Tip toe away from the tomatoes and dig into other delicious digestibles.
We love tomatoes. They grow so easily and abundantly, we end up having plenty to share. But their convenience can also root us in our gardening ruts. Stirring up the soil with some new veggies can add some life to your summer and fall garden-to-table meals. Here are 3 crops that are easy to grow and look good doing it.
Whether grown in the ground or in containers, brussels sprouts (yes, there is an “s” at the end of “brussels”) conveniently grow up on strong, self-supporting stalks. These little baby-cabbage veggies made a big comeback. Long-gone are the overboiled, mushy morsels from years ago. Roasted in olive oil and salt, sometimes with a hint or garlic or onion, they are nutty in flavor and denser in texture. Plant in early spring for a summer crop, or if in a mild summer heat zone, plant in early summer for a fall crop. These plants like cool weather.

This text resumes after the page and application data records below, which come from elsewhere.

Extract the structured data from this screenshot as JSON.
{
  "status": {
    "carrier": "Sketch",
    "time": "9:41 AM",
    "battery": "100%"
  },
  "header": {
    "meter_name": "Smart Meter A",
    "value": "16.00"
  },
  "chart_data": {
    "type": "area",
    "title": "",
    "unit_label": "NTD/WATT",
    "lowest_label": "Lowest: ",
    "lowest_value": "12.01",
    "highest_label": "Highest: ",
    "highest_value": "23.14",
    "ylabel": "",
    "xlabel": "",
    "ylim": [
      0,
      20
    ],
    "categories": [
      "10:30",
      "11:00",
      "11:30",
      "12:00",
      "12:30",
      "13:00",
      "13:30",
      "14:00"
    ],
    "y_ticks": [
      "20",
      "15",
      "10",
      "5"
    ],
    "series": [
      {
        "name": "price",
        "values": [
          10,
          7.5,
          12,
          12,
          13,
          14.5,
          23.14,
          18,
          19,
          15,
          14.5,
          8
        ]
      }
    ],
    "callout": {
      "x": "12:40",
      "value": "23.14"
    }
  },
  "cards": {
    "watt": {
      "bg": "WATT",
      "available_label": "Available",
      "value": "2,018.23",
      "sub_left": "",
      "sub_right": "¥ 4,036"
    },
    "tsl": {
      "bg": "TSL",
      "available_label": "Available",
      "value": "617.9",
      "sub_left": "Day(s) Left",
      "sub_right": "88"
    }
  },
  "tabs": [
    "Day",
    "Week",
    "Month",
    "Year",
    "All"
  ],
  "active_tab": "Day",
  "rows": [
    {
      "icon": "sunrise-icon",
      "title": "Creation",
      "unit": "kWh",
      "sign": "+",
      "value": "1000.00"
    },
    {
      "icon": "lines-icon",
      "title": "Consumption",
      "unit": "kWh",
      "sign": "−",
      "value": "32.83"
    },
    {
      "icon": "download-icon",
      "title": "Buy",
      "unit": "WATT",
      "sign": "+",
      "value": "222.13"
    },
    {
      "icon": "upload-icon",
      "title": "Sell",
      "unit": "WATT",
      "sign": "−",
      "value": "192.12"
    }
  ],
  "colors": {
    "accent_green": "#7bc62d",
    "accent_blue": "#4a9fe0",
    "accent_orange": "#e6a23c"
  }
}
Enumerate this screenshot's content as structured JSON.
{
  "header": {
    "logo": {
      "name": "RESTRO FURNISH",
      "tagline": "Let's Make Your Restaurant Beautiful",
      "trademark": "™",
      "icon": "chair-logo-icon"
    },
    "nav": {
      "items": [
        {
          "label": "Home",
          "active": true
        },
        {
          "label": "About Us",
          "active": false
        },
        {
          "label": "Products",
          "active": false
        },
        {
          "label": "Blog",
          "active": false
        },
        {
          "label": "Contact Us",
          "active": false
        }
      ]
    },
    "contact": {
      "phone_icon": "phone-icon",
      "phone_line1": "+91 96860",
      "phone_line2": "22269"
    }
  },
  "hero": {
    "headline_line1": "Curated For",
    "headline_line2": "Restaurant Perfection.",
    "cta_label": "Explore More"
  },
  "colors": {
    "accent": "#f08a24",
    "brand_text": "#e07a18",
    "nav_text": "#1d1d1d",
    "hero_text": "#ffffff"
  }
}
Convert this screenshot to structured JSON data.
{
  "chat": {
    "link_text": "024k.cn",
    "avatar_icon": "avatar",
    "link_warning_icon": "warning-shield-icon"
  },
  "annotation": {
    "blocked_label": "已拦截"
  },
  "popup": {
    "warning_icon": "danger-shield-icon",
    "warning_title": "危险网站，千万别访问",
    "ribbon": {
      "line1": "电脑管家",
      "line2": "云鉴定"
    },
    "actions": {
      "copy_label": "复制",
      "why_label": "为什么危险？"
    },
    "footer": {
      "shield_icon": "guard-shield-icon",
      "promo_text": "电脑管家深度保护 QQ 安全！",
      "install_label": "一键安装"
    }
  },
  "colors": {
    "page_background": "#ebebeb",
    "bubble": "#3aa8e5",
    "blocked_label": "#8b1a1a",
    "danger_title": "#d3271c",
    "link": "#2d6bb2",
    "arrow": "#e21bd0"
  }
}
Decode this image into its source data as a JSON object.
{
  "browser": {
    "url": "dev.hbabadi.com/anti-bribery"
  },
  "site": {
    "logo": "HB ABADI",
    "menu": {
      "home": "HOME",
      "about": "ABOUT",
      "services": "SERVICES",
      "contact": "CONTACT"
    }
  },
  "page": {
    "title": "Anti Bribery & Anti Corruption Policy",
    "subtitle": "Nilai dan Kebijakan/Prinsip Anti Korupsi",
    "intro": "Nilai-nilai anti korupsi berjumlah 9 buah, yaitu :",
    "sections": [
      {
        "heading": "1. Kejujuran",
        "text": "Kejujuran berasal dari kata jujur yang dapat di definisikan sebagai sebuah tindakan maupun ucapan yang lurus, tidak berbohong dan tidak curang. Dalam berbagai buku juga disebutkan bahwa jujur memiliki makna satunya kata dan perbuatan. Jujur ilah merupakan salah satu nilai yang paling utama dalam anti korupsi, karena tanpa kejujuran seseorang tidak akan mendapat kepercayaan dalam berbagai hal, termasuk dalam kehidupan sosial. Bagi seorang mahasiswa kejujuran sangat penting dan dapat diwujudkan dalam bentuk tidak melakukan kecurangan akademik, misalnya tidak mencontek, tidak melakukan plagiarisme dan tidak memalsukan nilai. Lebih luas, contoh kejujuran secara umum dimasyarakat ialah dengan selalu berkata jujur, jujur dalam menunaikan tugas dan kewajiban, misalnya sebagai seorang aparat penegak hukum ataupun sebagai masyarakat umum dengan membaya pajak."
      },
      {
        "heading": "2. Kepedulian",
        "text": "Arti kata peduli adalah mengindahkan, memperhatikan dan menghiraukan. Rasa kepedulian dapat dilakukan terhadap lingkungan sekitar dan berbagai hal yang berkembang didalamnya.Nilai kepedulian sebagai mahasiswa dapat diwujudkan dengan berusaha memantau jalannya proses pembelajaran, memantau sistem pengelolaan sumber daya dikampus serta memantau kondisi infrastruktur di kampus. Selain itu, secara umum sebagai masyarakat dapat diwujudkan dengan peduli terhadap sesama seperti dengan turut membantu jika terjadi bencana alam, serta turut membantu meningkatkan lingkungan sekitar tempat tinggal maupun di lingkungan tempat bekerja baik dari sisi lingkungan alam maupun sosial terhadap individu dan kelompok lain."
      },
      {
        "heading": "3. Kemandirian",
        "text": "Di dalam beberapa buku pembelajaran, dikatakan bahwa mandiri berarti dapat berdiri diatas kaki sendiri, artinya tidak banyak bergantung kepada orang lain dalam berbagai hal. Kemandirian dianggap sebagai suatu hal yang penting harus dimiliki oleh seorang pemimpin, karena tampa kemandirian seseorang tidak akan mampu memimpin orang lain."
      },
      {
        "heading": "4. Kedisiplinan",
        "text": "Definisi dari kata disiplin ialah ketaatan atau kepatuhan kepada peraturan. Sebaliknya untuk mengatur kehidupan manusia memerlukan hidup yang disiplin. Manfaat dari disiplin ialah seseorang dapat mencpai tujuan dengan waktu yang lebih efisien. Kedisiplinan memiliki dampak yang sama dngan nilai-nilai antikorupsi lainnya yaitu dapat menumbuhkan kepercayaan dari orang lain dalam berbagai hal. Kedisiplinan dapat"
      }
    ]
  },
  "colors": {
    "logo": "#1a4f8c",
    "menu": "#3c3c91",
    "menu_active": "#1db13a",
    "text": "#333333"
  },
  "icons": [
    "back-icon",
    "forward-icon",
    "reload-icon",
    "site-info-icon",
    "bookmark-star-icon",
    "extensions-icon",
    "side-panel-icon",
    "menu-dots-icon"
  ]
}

In containers, the soil may become dry quickly, especially since brussels sprouts grow best in full sun. Check the moisture at least once daily. If the top inch or more feels dry, water the pot. If planted in the garden, water well in any dry or extra hot zones. Soil fertilizer is a help. Find a formula meant for edible greens and follow package directions. Once every two weeks is a good general schedule for fertilizer applications. This may seem frequent, but the daily watering can wash away the nutrients before full absorption.
Once your brussels sprouts are about 1 to 2 inches in diameter, they are ready to harvest. Look to the base of the plant for the most mature sprouts. Harvest as they mature, from the bottom up.
Asparagus is a workhorse. Sure, it may take 3 years between planting and the first harvest, but the plants will just hum along, producing spears yearly for a good 18 years or so after that. Outside containers in full sun and light soil will make your asparagus happy little stalks. The key to healthy asparagus in containers is excellent drainage. Because asparagus can get diseases from too much moisture, making sure all extra water can escape the soil is the main concern for the gardener. Plastic pots are easier to make drainage holes in, but (really holey!) terra cotta pots can be used. Make sure to use pots that are 20 inches deep by 20 inches wide or larger.
Asparagus care can be a bit nuanced, but once you get the hang of it, the routine becomes as easy as or easier than growing tomatoes. First planting an asparagus “crown” with its dangling roots can be a delicate process but know those roots are heartier than you think. Drape the roots over a ball of compost in an 8-inch hole of soil in the middle of your pot. Cover the crown with 2 inches of soil and water. Don’t fill in the indent in the soil with more soil. Let the crown grow up through it. When you see the shoots come up, lightly cover them with soil. Keep covering them until they reach the upper soil level. Find some good compost for organic veggies and feed those little shoots once a month. If you see red berries, snip them off and keep them out of the soil.
When fall comes around, use a sharp blade to cut the asparagus back down to the soil level. Your little guys will winter happily like that, to come back the next year to provide new stalks for super side dishes.
Is there anything more satisfying than growing a spate of spuds? Harvesting a crop of container-grown potatoes is one of the best parts of the growing year. Potatoes aren’t picky which makes this crop a great jumping off point for new gardeners. Plus, they shoot this lush, leafy bush out the top of their soil that can quickly green up a dull space.
Potatoes are plentiful but only if they have enough room to grow. Each plant will need at least 2.5 gallons of soil-filled space to grow down into. You’ll get tiny little potatoes if you don’t give them enough space. Garden centers have potato sacks available which typically hold 3 plants. And like Brussels sprouts, the potatoes will need lots of water and excellent drainage. Two or three applications of fertilizer throughout the growing season should be sufficient.
Knowing when to pluck those spuds out of the soil is a bit of a guessing game. You’ll have to root around the roots to do a size check. The species of potato and personal preference will be the key factors in determining the harvest size.
New Veggies, New Spot
We love the idea of trying some new veggies in containers on the patio. Brussels sprouts and asparagus are both tall and interesting. Guests will be delighted and keeping an eye on unwanted critters is that much easier.